• [Problem requirements]: Report how many lines contain the word "JSON" in the listing that follows. Give nothing besides the number.

• [Data excerpts]:
=== Section Start ===

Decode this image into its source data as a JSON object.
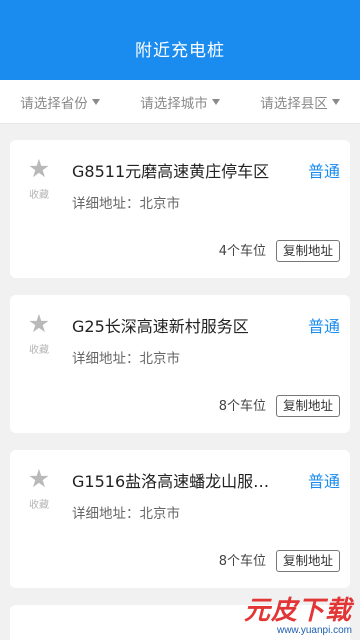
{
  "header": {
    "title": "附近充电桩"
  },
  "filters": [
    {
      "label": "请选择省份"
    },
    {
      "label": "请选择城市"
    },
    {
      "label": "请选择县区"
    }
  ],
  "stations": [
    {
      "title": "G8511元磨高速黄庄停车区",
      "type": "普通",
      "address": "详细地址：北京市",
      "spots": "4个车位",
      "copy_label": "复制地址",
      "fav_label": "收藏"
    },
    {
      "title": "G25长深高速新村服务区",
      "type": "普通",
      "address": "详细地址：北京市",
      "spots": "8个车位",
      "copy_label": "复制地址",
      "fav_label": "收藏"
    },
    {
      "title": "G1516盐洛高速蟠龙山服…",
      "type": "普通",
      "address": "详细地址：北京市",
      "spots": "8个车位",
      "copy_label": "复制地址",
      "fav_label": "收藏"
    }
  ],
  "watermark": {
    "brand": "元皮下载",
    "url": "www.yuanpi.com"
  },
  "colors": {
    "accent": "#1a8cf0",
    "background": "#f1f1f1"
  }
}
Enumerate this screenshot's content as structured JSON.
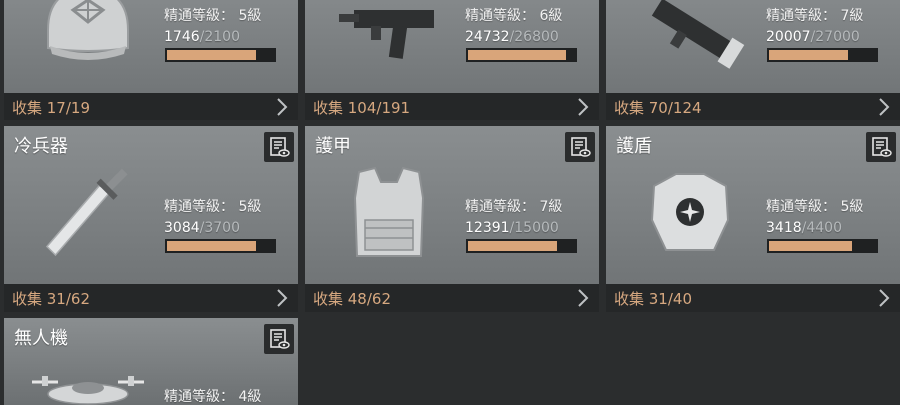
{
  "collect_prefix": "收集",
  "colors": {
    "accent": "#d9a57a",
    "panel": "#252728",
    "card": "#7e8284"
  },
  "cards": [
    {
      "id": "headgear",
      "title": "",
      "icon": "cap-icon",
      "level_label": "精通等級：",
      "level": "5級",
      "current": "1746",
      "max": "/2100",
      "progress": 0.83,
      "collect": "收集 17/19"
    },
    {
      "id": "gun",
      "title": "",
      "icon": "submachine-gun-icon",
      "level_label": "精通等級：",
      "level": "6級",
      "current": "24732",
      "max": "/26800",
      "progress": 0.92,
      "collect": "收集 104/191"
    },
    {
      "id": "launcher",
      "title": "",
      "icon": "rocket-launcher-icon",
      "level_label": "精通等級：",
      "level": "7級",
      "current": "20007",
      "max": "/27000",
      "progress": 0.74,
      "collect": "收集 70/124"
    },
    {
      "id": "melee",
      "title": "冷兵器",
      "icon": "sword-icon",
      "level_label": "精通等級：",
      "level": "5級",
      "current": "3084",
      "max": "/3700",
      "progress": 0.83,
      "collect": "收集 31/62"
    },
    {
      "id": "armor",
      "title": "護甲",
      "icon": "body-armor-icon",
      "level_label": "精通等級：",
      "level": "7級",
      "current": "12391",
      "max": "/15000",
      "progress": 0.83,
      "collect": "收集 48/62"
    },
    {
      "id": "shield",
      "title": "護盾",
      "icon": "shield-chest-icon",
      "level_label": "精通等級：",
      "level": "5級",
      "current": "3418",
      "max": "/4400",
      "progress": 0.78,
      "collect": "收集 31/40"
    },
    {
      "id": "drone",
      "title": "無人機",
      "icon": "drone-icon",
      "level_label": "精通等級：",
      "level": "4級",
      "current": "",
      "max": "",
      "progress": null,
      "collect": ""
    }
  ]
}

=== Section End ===

• [Written reply]: 2